« Reply #69 on: Today at 10:52:47 AM »
My Conflict rules are more complex than that, since they must cover more than "cop meets suspect who is keen to die" scenarios, and the odds are slightly more generous than reality, since when I squished things to make a d6,d6 chart with unarmoured, armour vs frag and armour vs firearm columns, and when I made the first aid and physician rules to fit a 2d6 resolution mechanic, at each step I had to round odds up or down to fit the scale, and I rounded the death odds down in each case.

Nonetheless it's fairly deadly, though as I said less deadly than being a 1st level AD&D1e character. In both cases the player's choices can alter things.

An interesting video came out recently. It was an attempted heist (nobody in the video is physically harmed, though there is some profanity) on an armoured cash vehicle, which was foiled not by gunfire, but by aggressive driving from the driver. The driver is in fact a former police officer who instruct other police; his partner's name and experience has not been made public, but he is obviously younger and less experienced.

As the video goes on, you can see that he is obviously experienced and competent, nonetheless he becomes more erratic and agitated as his adrenaline builds up. He would be experiencing numbness, deafness, altered perception of distance etc - and tunnel vision. This explains his running the vehicle off the road and getting it stuck. His sidekick doesn't get amped up because he's obviously less experienced and doesn't know what to do - but he does exactly what he should do in this situation, which is not to bother the more experienced guy, and to do exactly what that guy tells him.

With a stuck vehicle, the driver gets out at the end ready to make a "last stand" - but the robbers had given up and fucked off. The driver was thus following the classic AD&D1e PHB advice: "Avoid unnecessary encounters."

Good life advice, really.

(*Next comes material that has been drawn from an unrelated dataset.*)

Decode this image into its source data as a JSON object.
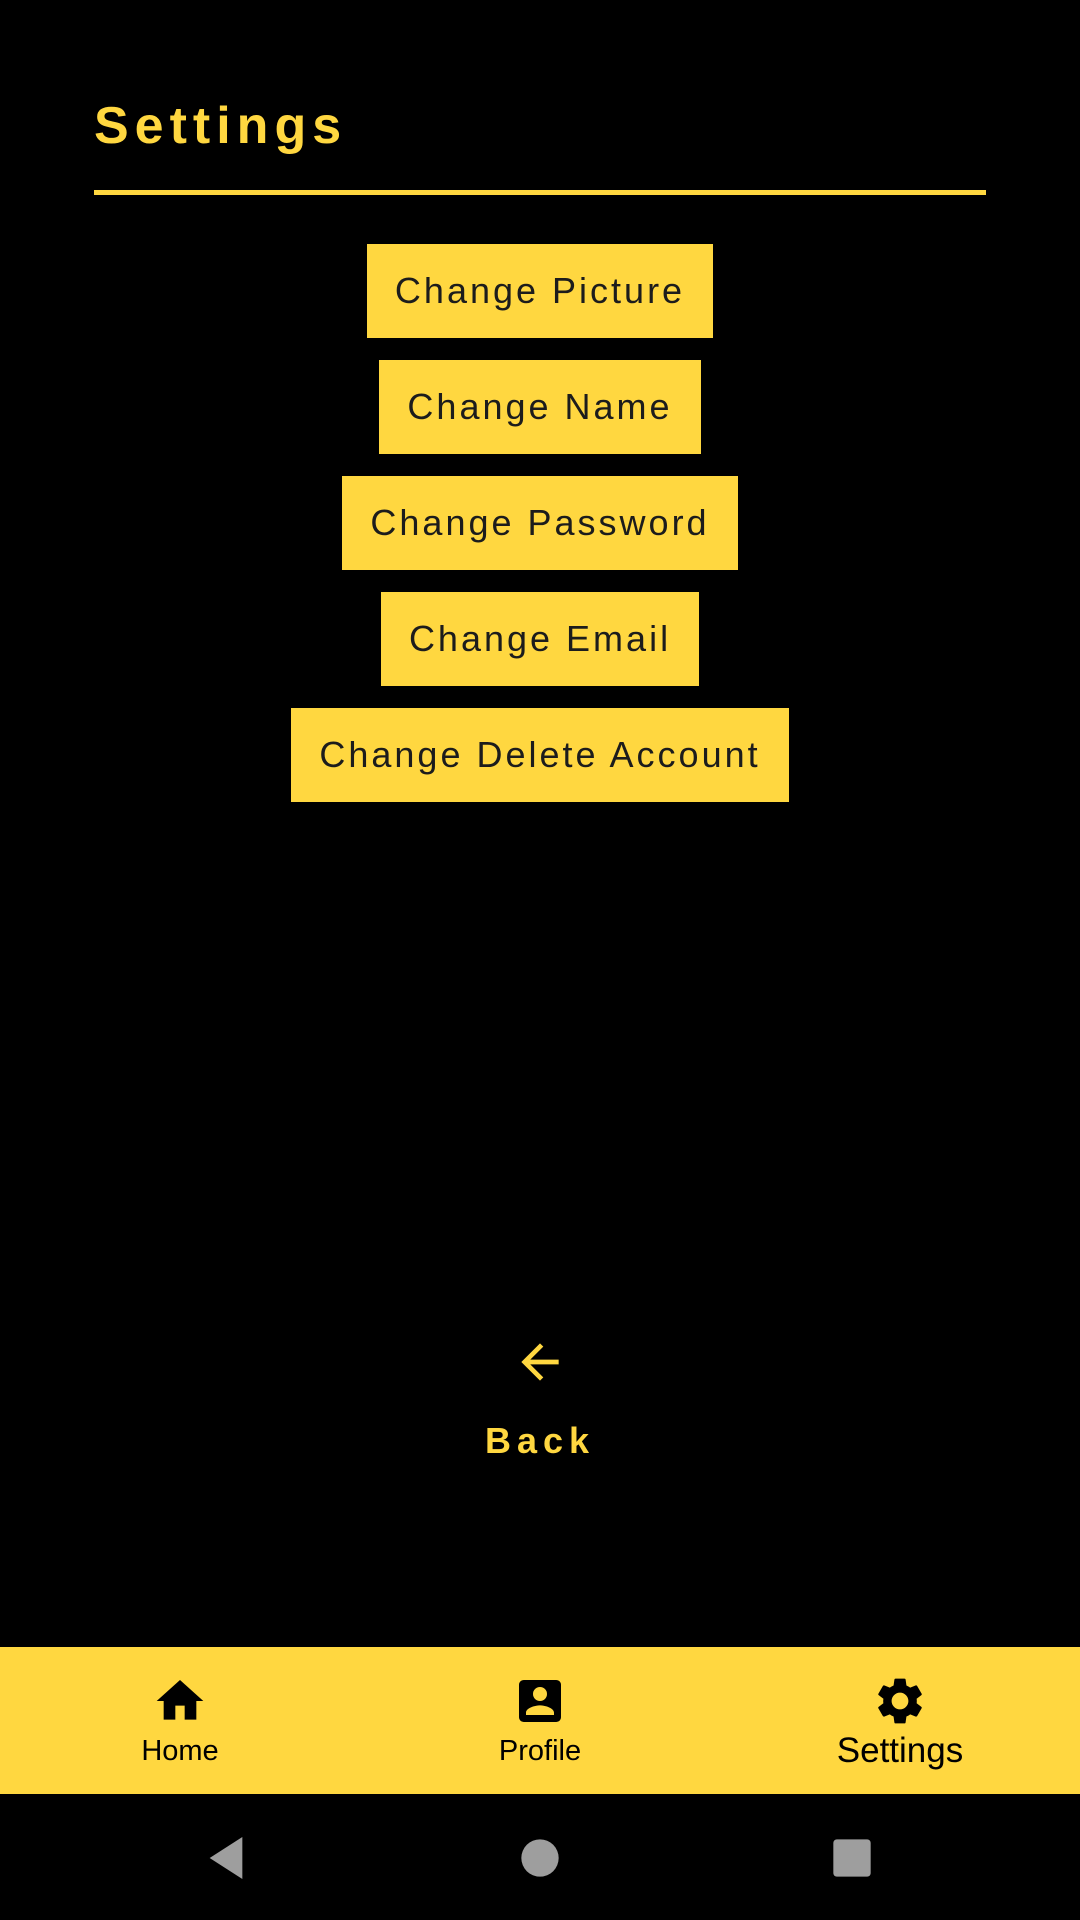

I saw that elsewhere.

My buttocks are still clenched so tight you couldn't hammer a straightpin up my ass with a sledgehammer. Jesus. Full credit to those guys.